- Wal-Mart Intl. has adopted the scorecard intact in all countries where Wal-Mart operates, which includes Brazil, United Kingdom, Mexico, and Canada.
- About half of the 2,000+ suppliers that have registered on the scorecard site have completed the scorecard for at least one item.
- Kistler acknowledged that the scorecard is subject to change. "We are directionally right, and will keep making it better."
- Kistler stated he was most excited about the virtual tradeshow aspect that was developed in collaboration with ECRM (www.ecrm-online.com).
What weight does the scorecard carry?
Kistler answered that question by paraphrasing comments from Wal-Mart ceo Lee Scott: On Wal-Mart buyer decisions, all things being equal, the better score wins. Even close calls can tip the scales toward the better score.
Our luncheon table included a packaging materials manager from a major consumer packaged goods company, who had this reaction after the presentation: "[the scorecard] is a ticking time bomb." Coincidentally, he and his company were to meet with Wal-Mart about the scorecard the next week.
After the presentation, demonstrations of how to use the scorecard were held in the exhibition hall. Handling the first demo session (which I attended) was Ted Schneider III, distributed software architect, Thumbprint Inc. He demonstrated (see image below) how to input into the scorecard model a canned soda 6-pack unitized with a 6-ring PET plastic carrier. One of the bits of information he input was the weight of each can at 0.1875 lb each. Along with other factors including the ring carrier, the case data, and pallet details and cube efficiency, the scorecard value was 5.55. He then "lightweighted" the can to 0.18 lb each. When this new format was input and calculated, it showed a scorecard value of 4.44. It seems that a smaller scorecard number is better.
Have a scorecard question? You can email Wal-Mart directly at firstname.lastname@example.org. Kistler emphasized that the best way to get an answer was to address questions to one topic that is "concisely" noted on the subject line.

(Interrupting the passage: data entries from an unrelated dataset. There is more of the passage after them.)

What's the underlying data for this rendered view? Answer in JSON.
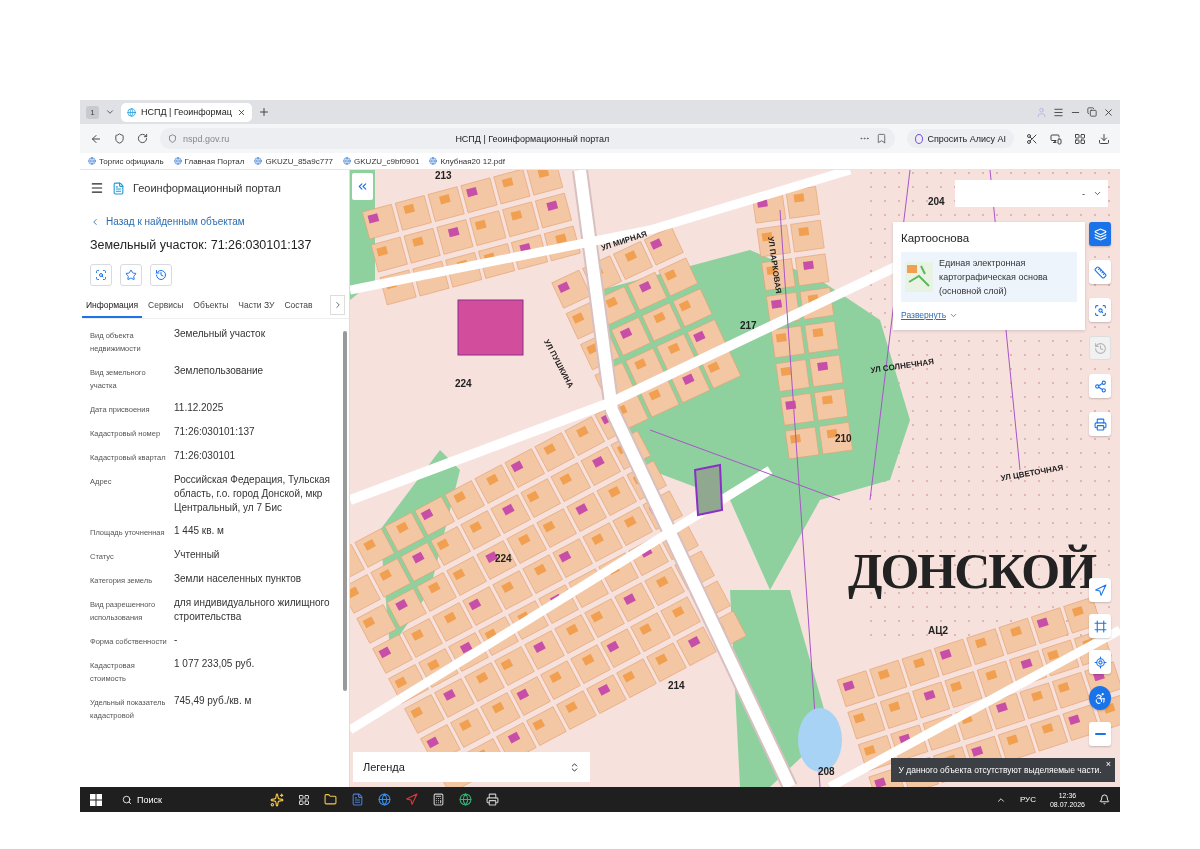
{
  "browser": {
    "tab_counter": "1",
    "tab_title": "НСПД | Геоинформац",
    "url": "nspd.gov.ru",
    "page_title": "НСПД | Геоинформационный портал",
    "ask_button": "Спросить Алису AI",
    "bookmarks": [
      "Торгис официаль",
      "Главная Портал",
      "GKUZU_85a9c777",
      "GKUZU_c9bf0901",
      "Клубная20 12.pdf"
    ]
  },
  "sidebar": {
    "app_title": "Геоинформационный портал",
    "back_link": "Назад к найденным объектам",
    "heading": "Земельный участок: 71:26:030101:137",
    "tabs": [
      {
        "label": "Информация",
        "selected": true
      },
      {
        "label": "Сервисы",
        "selected": false
      },
      {
        "label": "Объекты",
        "selected": false
      },
      {
        "label": "Части ЗУ",
        "selected": false
      },
      {
        "label": "Состав",
        "selected": false
      }
    ],
    "properties": [
      {
        "label": "Вид объекта недвижимости",
        "value": "Земельный участок"
      },
      {
        "label": "Вид земельного участка",
        "value": "Землепользование"
      },
      {
        "label": "Дата присвоения",
        "value": "11.12.2025"
      },
      {
        "label": "Кадастровый номер",
        "value": "71:26:030101:137"
      },
      {
        "label": "Кадастровый квартал",
        "value": "71:26:030101"
      },
      {
        "label": "Адрес",
        "value": "Российская Федерация, Тульская область, г.о. город Донской, мкр Центральный, ул 7 Бис"
      },
      {
        "label": "Площадь уточненная",
        "value": "1 445 кв. м"
      },
      {
        "label": "Статус",
        "value": "Учтенный"
      },
      {
        "label": "Категория земель",
        "value": "Земли населенных пунктов"
      },
      {
        "label": "Вид разрешенного использования",
        "value": "для индивидуального жилищного строительства"
      },
      {
        "label": "Форма собственности",
        "value": "-"
      },
      {
        "label": "Кадастровая стоимость",
        "value": "1 077 233,05 руб."
      },
      {
        "label": "Удельный показатель кадастровой",
        "value": "745,49 руб./кв. м"
      }
    ]
  },
  "map": {
    "layer_select": {
      "value": "-"
    },
    "basemap": {
      "title": "Картооснова",
      "layer": "Единая электронная картографическая основа (основной слой)",
      "expand_link": "Развернуть"
    },
    "tools": [
      {
        "kind": "layers",
        "selected": true,
        "disabled": false
      },
      {
        "kind": "ruler",
        "selected": false,
        "disabled": false
      },
      {
        "kind": "area-search",
        "selected": false,
        "disabled": false
      },
      {
        "kind": "history",
        "selected": false,
        "disabled": true
      },
      {
        "kind": "share",
        "selected": false,
        "disabled": false
      },
      {
        "kind": "print",
        "selected": false,
        "disabled": false
      }
    ],
    "nav_tools": [
      {
        "kind": "navigate"
      },
      {
        "kind": "frame"
      },
      {
        "kind": "locate"
      },
      {
        "kind": "accessibility"
      },
      {
        "kind": "zoom-out"
      }
    ],
    "labels": [
      {
        "kind": "number",
        "text": "213"
      },
      {
        "kind": "number",
        "text": "204"
      },
      {
        "kind": "street",
        "text": "УЛ МИРНАЯ"
      },
      {
        "kind": "street",
        "text": "УЛ ПАРКОВАЯ"
      },
      {
        "kind": "number",
        "text": "217"
      },
      {
        "kind": "number",
        "text": "224"
      },
      {
        "kind": "street",
        "text": "УЛ ПУШКИНА"
      },
      {
        "kind": "street",
        "text": "УЛ СОЛНЕЧНАЯ"
      },
      {
        "kind": "number",
        "text": "210"
      },
      {
        "kind": "street",
        "text": "УЛ ЦВЕТОЧНАЯ"
      },
      {
        "kind": "number",
        "text": "224"
      },
      {
        "kind": "town",
        "text": "ДОНСКОЙ"
      },
      {
        "kind": "number",
        "text": "АЦ2"
      },
      {
        "kind": "number",
        "text": "214"
      },
      {
        "kind": "number",
        "text": "208"
      }
    ],
    "legend": {
      "label": "Легенда"
    },
    "toast": {
      "text": "У данного объекта отсутствуют выделяемые части.",
      "close": "×"
    }
  },
  "taskbar": {
    "search": {
      "placeholder": "Поиск"
    },
    "language": "РУС",
    "time": "12:36",
    "date": "08.07.2026"
  }
}
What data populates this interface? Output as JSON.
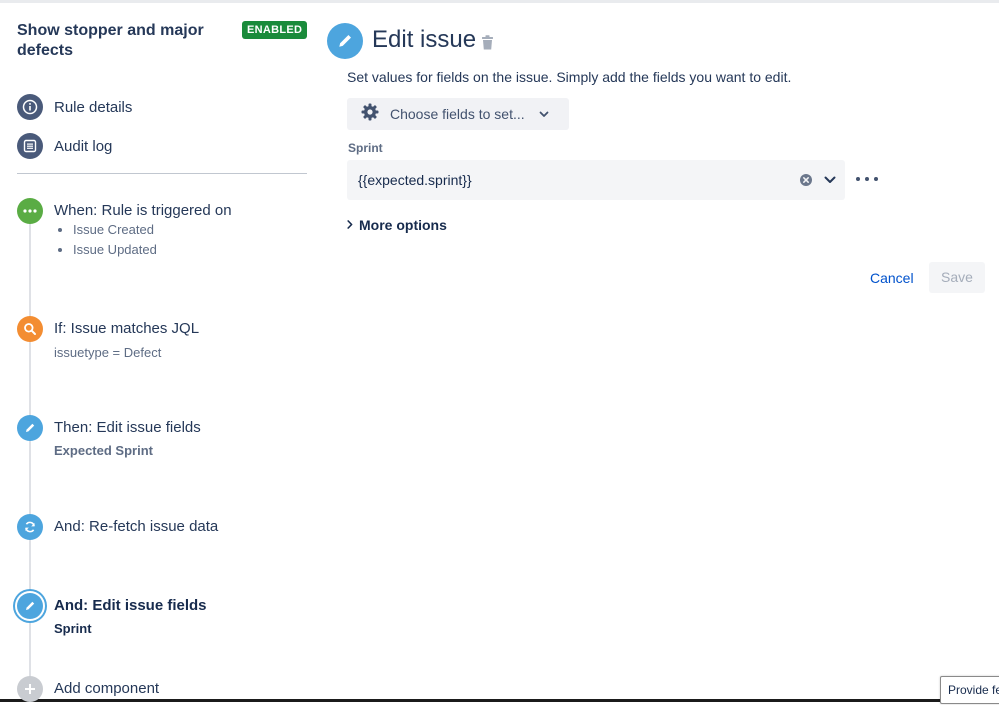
{
  "rule": {
    "title": "Show stopper and major defects",
    "status": "ENABLED"
  },
  "nav": [
    {
      "label": "Rule details",
      "icon": "info-icon"
    },
    {
      "label": "Audit log",
      "icon": "list-icon"
    }
  ],
  "steps": {
    "trigger": {
      "title": "When: Rule is triggered on",
      "items": [
        "Issue Created",
        "Issue Updated"
      ]
    },
    "condition": {
      "title": "If: Issue matches JQL",
      "subtitle": "issuetype = Defect"
    },
    "action1": {
      "title": "Then: Edit issue fields",
      "subtitle": "Expected Sprint"
    },
    "action2": {
      "title": "And: Re-fetch issue data"
    },
    "action3": {
      "title": "And: Edit issue fields",
      "subtitle": "Sprint"
    },
    "add": {
      "title": "Add component"
    }
  },
  "editor": {
    "title": "Edit issue",
    "description": "Set values for fields on the issue. Simply add the fields you want to edit.",
    "choose_fields": "Choose fields to set...",
    "field_label": "Sprint",
    "field_value": "{{expected.sprint}}",
    "more_options": "More options",
    "cancel": "Cancel",
    "save": "Save"
  },
  "feedback": "Provide fe",
  "colors": {
    "enabled_badge": "#1a8b3b",
    "trigger": "#5aac44",
    "condition": "#f38d32",
    "action": "#4da5de",
    "link": "#0052cc"
  }
}
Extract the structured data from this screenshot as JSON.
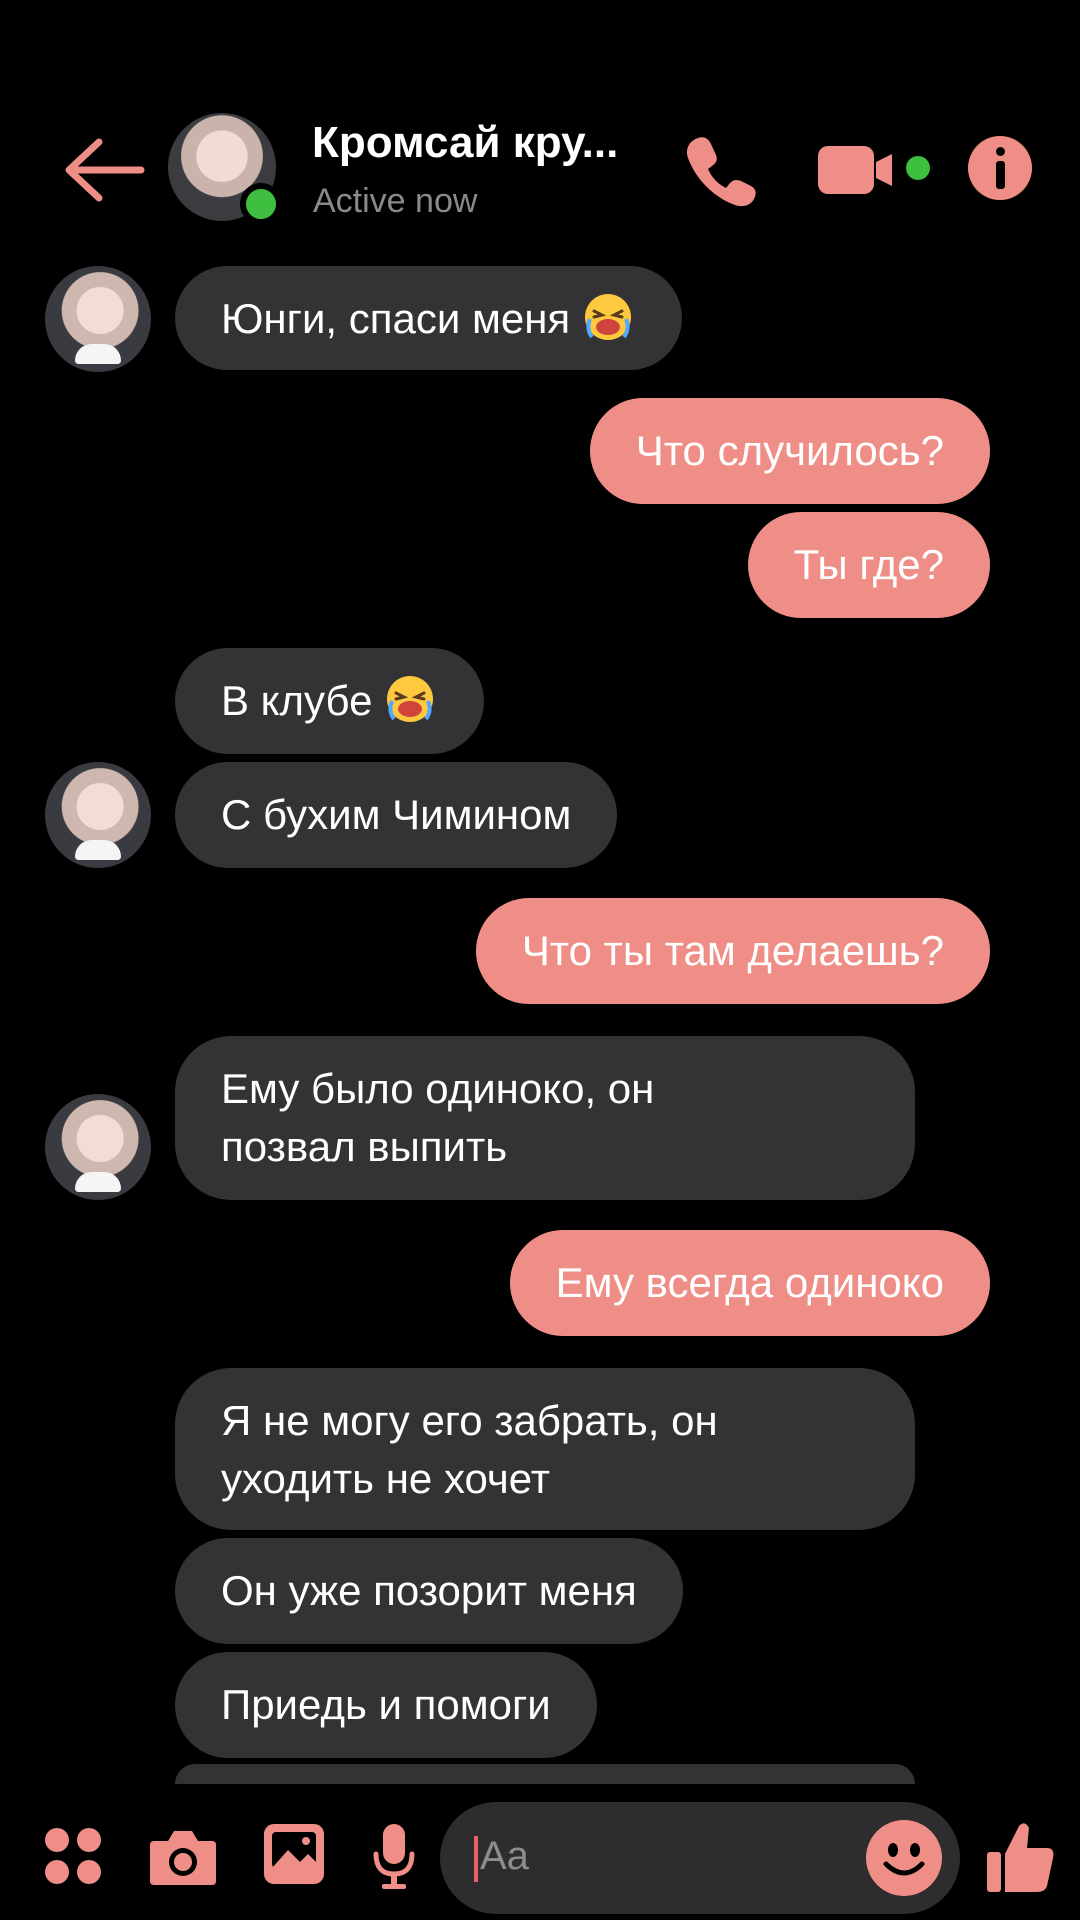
{
  "theme": {
    "accent": "#ef8e87",
    "incoming_bubble": "#333235",
    "background": "#000000",
    "online": "#3fbf3f"
  },
  "header": {
    "back_icon": "arrow-left-icon",
    "contact_name": "Кромсай кру...",
    "status": "Active now",
    "call_icon": "phone-icon",
    "video_icon": "video-camera-icon",
    "info_icon": "info-icon"
  },
  "messages": [
    {
      "dir": "in",
      "text": "Юнги, спаси меня",
      "emoji": "crying-face"
    },
    {
      "dir": "out",
      "text": "Что случилось?"
    },
    {
      "dir": "out",
      "text": "Ты где?"
    },
    {
      "dir": "in",
      "text": "В клубе",
      "emoji": "crying-face"
    },
    {
      "dir": "in",
      "text": "С бухим Чимином"
    },
    {
      "dir": "out",
      "text": "Что ты там делаешь?"
    },
    {
      "dir": "in",
      "line1": "Ему было одиноко, он",
      "line2": "позвал выпить"
    },
    {
      "dir": "out",
      "text": "Ему всегда одиноко"
    },
    {
      "dir": "in",
      "line1": "Я не могу его забрать, он",
      "line2": "уходить не хочет"
    },
    {
      "dir": "in",
      "text": "Он уже позорит меня"
    },
    {
      "dir": "in",
      "text": "Приедь и помоги"
    }
  ],
  "composer": {
    "placeholder": "Aa",
    "apps_icon": "apps-icon",
    "camera_icon": "camera-icon",
    "gallery_icon": "image-icon",
    "mic_icon": "microphone-icon",
    "emoji_icon": "smiley-icon",
    "like_icon": "thumbs-up-icon"
  }
}
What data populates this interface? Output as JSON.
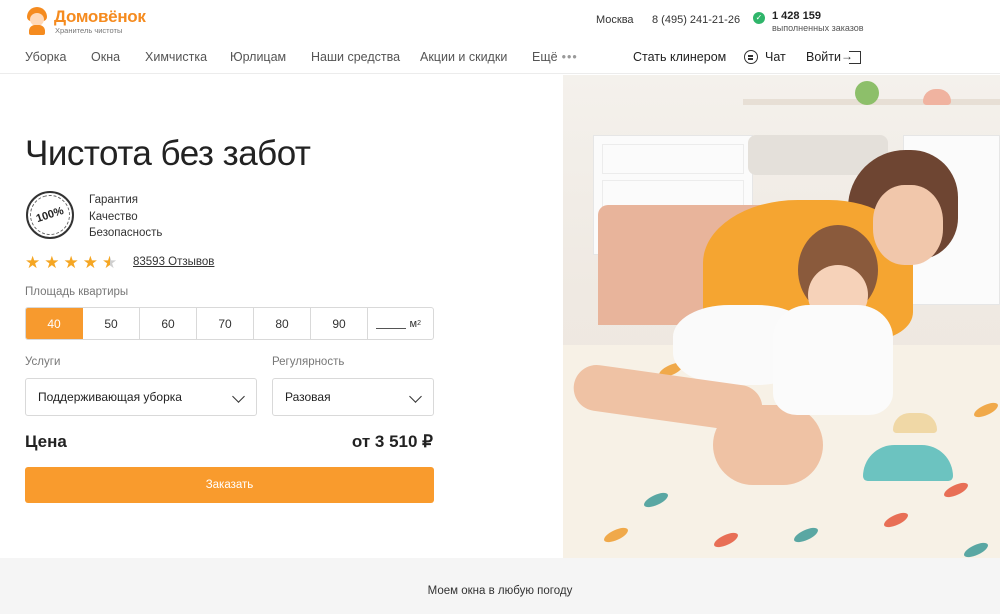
{
  "header": {
    "logo_name": "Домовёнок",
    "logo_tagline": "Хранитель чистоты",
    "city": "Москва",
    "phone": "8 (495) 241-21-26",
    "orders_count": "1 428 159",
    "orders_label": "выполненных заказов"
  },
  "nav": {
    "items": [
      "Уборка",
      "Окна",
      "Химчистка",
      "Юрлицам",
      "Наши средства",
      "Акции и скидки",
      "Ещё"
    ],
    "more_dots": "•••",
    "become_cleaner": "Стать клинером",
    "chat": "Чат",
    "login": "Войти"
  },
  "hero": {
    "title": "Чистота без забот",
    "badge": "100%",
    "perks": [
      "Гарантия",
      "Качество",
      "Безопасность"
    ],
    "rating": 4.5,
    "stars": [
      "★",
      "★",
      "★",
      "★",
      "★"
    ],
    "reviews": "83593 Отзывов"
  },
  "calculator": {
    "area_label": "Площадь квартиры",
    "area_options": [
      "40",
      "50",
      "60",
      "70",
      "80",
      "90"
    ],
    "area_selected": "40",
    "area_unit": "м",
    "area_unit_sup": "2",
    "services_label": "Услуги",
    "services_value": "Поддерживающая уборка",
    "regularity_label": "Регулярность",
    "regularity_value": "Разовая",
    "price_label": "Цена",
    "price_value": "от 3 510 ₽",
    "order_button": "Заказать"
  },
  "strip": {
    "text": "Моем окна в любую погоду"
  },
  "colors": {
    "accent": "#f79a2e",
    "star": "#f5a623",
    "success": "#2fb56a"
  }
}
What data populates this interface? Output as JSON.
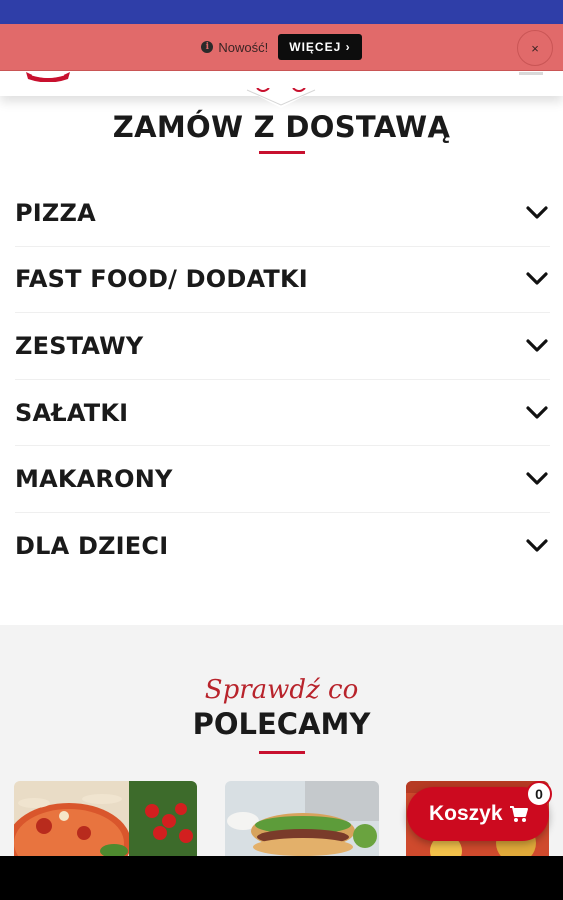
{
  "notice": {
    "text": "Nowość!",
    "more_label": "WIĘCEJ ›",
    "close_label": "×"
  },
  "order_section": {
    "title": "ZAMÓW Z DOSTAWĄ"
  },
  "categories": [
    {
      "label": "PIZZA"
    },
    {
      "label": "FAST FOOD/ DODATKI"
    },
    {
      "label": "ZESTAWY"
    },
    {
      "label": "SAŁATKI"
    },
    {
      "label": "MAKARONY"
    },
    {
      "label": "DLA DZIECI"
    }
  ],
  "recommend": {
    "script_title": "Sprawdź co",
    "title": "POLECAMY"
  },
  "cart": {
    "label": "Koszyk",
    "count": "0"
  },
  "colors": {
    "status_bar": "#2f3ea8",
    "notice_bar": "#e16a6a",
    "accent_red": "#c8102e",
    "cart_red": "#cc0a1f"
  }
}
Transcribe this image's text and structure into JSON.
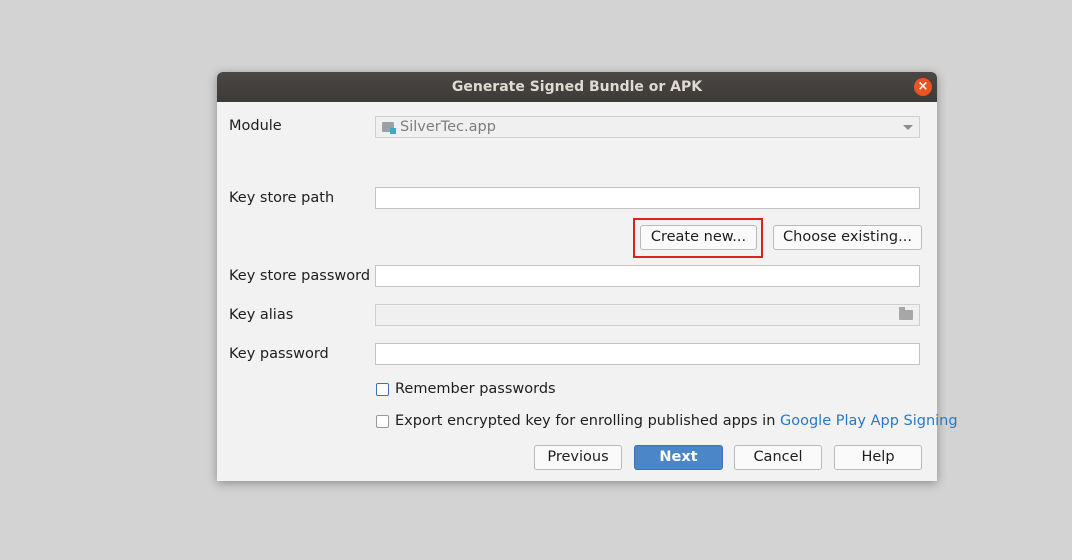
{
  "dialog": {
    "title": "Generate Signed Bundle or APK",
    "close_glyph": "×"
  },
  "form": {
    "module_label": "Module",
    "module_value": "SilverTec.app",
    "keystore_path_label": "Key store path",
    "keystore_path_value": "",
    "create_new_label": "Create new...",
    "choose_existing_label": "Choose existing...",
    "keystore_password_label": "Key store password",
    "keystore_password_value": "",
    "key_alias_label": "Key alias",
    "key_alias_value": "",
    "key_password_label": "Key password",
    "key_password_value": "",
    "remember_passwords_label": "Remember passwords",
    "remember_passwords_checked": false,
    "export_key_label": "Export encrypted key for enrolling published apps in",
    "export_key_link": "Google Play App Signing",
    "export_key_checked": false
  },
  "footer": {
    "previous_label": "Previous",
    "next_label": "Next",
    "cancel_label": "Cancel",
    "help_label": "Help"
  },
  "colors": {
    "accent": "#4a86c8",
    "highlight_box": "#d9241d",
    "close_button": "#e95420",
    "link": "#2a78c5"
  },
  "icons": {
    "module": "module-folder-icon",
    "dropdown": "chevron-down-icon",
    "browse": "folder-icon",
    "close": "close-icon"
  }
}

For more information, see PW's article, Wal-Mart scorecard early results in, published March 13th, 2007, and visit the Wal-Mart scorecard portal at www.packagemodeling.com